- _PROBLEM REQUIREMENTS_:
Every entry must be duplicated word for word.

(Data records for software interfaces)
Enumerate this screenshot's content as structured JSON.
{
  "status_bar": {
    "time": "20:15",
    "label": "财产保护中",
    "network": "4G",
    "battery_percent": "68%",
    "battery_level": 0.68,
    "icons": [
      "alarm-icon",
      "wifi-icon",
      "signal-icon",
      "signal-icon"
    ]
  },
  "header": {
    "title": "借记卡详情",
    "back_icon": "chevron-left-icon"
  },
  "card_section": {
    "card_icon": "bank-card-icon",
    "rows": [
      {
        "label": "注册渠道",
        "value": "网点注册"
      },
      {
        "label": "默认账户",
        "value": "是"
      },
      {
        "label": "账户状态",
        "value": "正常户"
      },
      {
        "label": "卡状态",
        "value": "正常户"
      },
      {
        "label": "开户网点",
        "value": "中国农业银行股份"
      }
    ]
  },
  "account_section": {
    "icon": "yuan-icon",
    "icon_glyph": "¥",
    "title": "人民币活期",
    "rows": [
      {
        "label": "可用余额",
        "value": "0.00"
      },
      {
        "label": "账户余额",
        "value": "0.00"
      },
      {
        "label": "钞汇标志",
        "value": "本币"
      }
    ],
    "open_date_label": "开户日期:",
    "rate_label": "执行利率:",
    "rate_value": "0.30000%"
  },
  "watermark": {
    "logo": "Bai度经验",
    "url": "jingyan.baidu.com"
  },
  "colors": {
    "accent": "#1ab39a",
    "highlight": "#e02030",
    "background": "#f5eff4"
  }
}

- _TASK RESPONSE_:
Enumerate this screenshot's content as structured JSON.
{
  "status_bar": {
    "time": "20:15",
    "label": "财产保护中",
    "network": "4G",
    "battery_percent": "68%",
    "battery_level": 0.68,
    "icons": [
      "alarm-icon",
      "wifi-icon",
      "signal-icon",
      "signal-icon"
    ]
  },
  "header": {
    "title": "借记卡详情",
    "back_icon": "chevron-left-icon"
  },
  "card_section": {
    "card_icon": "bank-card-icon",
    "rows": [
      {
        "label": "注册渠道",
        "value": "网点注册"
      },
      {
        "label": "默认账户",
        "value": "是"
      },
      {
        "label": "账户状态",
        "value": "正常户"
      },
      {
        "label": "卡状态",
        "value": "正常户"
      },
      {
        "label": "开户网点",
        "value": "中国农业银行股份"
      }
    ]
  },
  "account_section": {
    "icon": "yuan-icon",
    "icon_glyph": "¥",
    "title": "人民币活期",
    "rows": [
      {
        "label": "可用余额",
        "value": "0.00"
      },
      {
        "label": "账户余额",
        "value": "0.00"
      },
      {
        "label": "钞汇标志",
        "value": "本币"
      }
    ],
    "open_date_label": "开户日期:",
    "rate_label": "执行利率:",
    "rate_value": "0.30000%"
  },
  "watermark": {
    "logo": "Bai度经验",
    "url": "jingyan.baidu.com"
  },
  "colors": {
    "accent": "#1ab39a",
    "highlight": "#e02030",
    "background": "#f5eff4"
  }
}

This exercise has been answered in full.